I was the marketing manager of a medical device company and we were near the end of the day’s sales meeting. Forty salespeople were in the room; I was last on the program. Everybody wanted to get out, hit the lobby bar and trade stories about high prices, the lack of new products, how their new quotas were too high and their territories too small.
As I closed my part of the program by projecting an ROI (number of raw inquiries, qualified leads, and projected sales) from our new lead generation program, I innocently asked if there were any questions.

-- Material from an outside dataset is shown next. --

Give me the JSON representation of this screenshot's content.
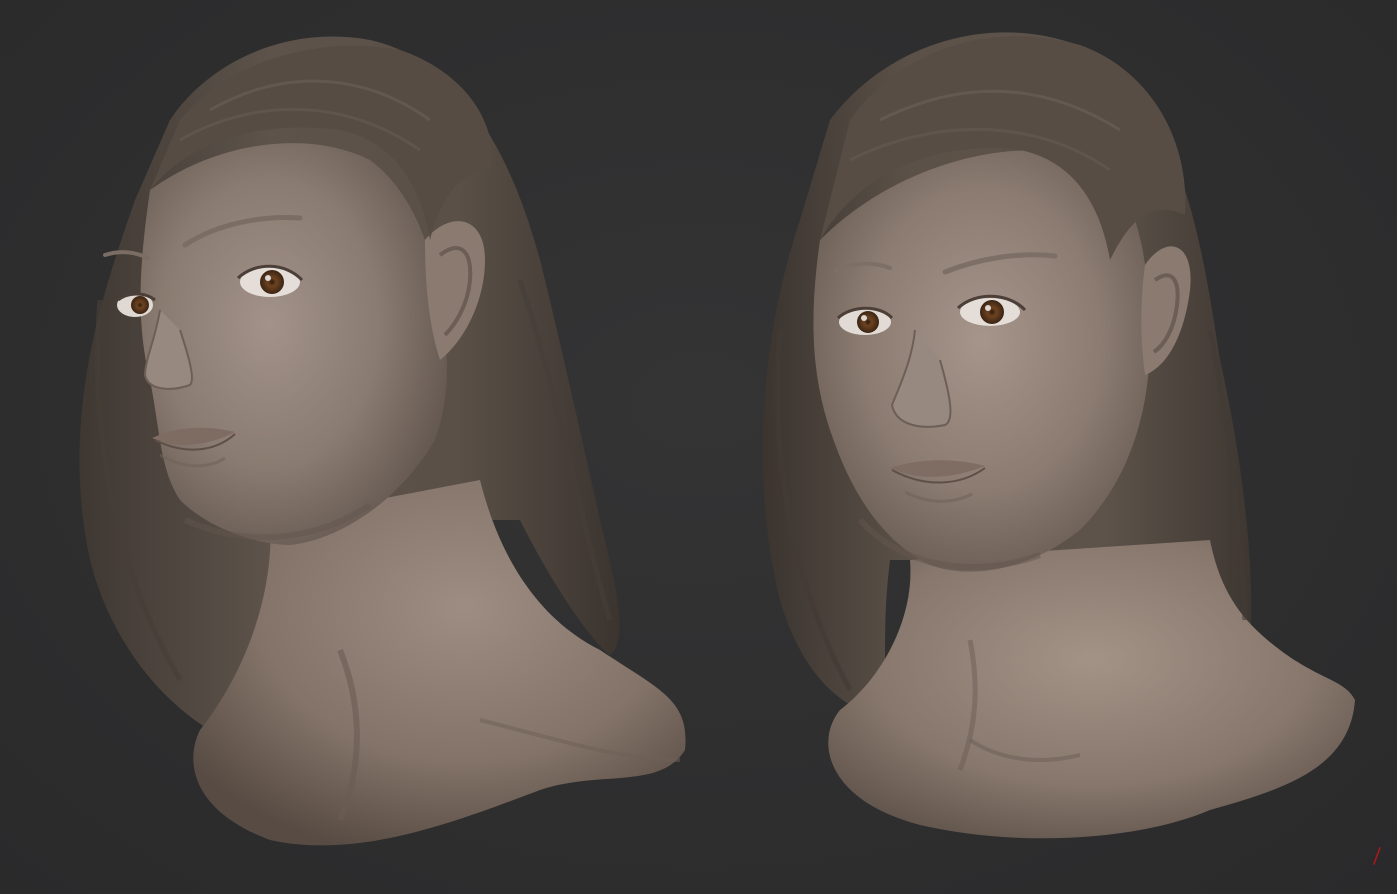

Five or six hands were raised and I pointed to someone in the back of the room, asking her (regrettably) to speak up, and she said, “I never had a lead yet that turned into a sale.” Instinctively, I knew this wasn’t true, but without the numbers at hand, refuting it was a losing battle in front of the whole group. The leads she was getting maybe weren’t turning into a sale for her, and that was a different problem. But here I was in front of forty reps, the C-level managers, and my marketing staff and I needed an answer.
The room grew quiet; the other hands dropped. I smiled, gave an exaggerated cough to give me time to think, and scanned the room looking for someone to rescue me.
And then I noticed Victor, shaking his head from side to side in apparent disagreement, so I called on him. I figured I was all in at this point and had nothing to lose. “Victor,” I asked, “do you have something to add?”
Victor wasn’t a big man, but he had a big voice. He stood up and looked around the room and with a drill sergeant’s voice said, “I got a lead a week ago and sold them already. I call ‘em as soon as I get ‘em, and I get sales all the time from their leads. How do the rest of you feel?”
He looked around the room, now clearly the leader while I was the spectator, and hands started to go up. He called on each one and the testimonials started coming in. Sure, there were comments such as:
“We’d like better qualified leads.”
“We’d like leads on XXXX product.”
“We need email addresses.”
“We need phone numbers.”
“We don’t need more leads, we need more qualified leads.”
But no one ventured to say he never got a lead that turned into a sale. I heard:
“I get leads all the time that buy.”
“My big sale a few months ago came from a show lead.”
“I’d like to know more about their needs, but I get stuff that turns into a sale all the time.”
Someone even asked the person who made the comment, “Do you follow up on your leads? You can’t expect ‘em to issue a purchase order without talking to you!”
And so it went for a few minutes, and then we closed the meeting on a high note. I learned some important lessons:
When giving a speech and you get a tough question, sometimes it’s best to let someone else handle it.
There will always be someone in the room to take a sometimes onerous question.
Not everyone thinks you’re a hero.
The marketing department’s efforts were considered valuable. We had worth.
And by the way, the rep who started it all came up to me at the bar and we talked. Of course she didn’t totally back down. But in talking with her, I found she had legitimate issues. She needed more inquiries which would lead to more qualified leads. She had a big territory, but there were small cities, far apart and with fewer buyers. She wasn’t making quota and needed help. The next day we started working on the problems to help her out.
Today's blog was submitted by James Obermayer. James founded the Sales Lead Management Association. Membership is priceless: Join here for free!
Topics: Lead Generation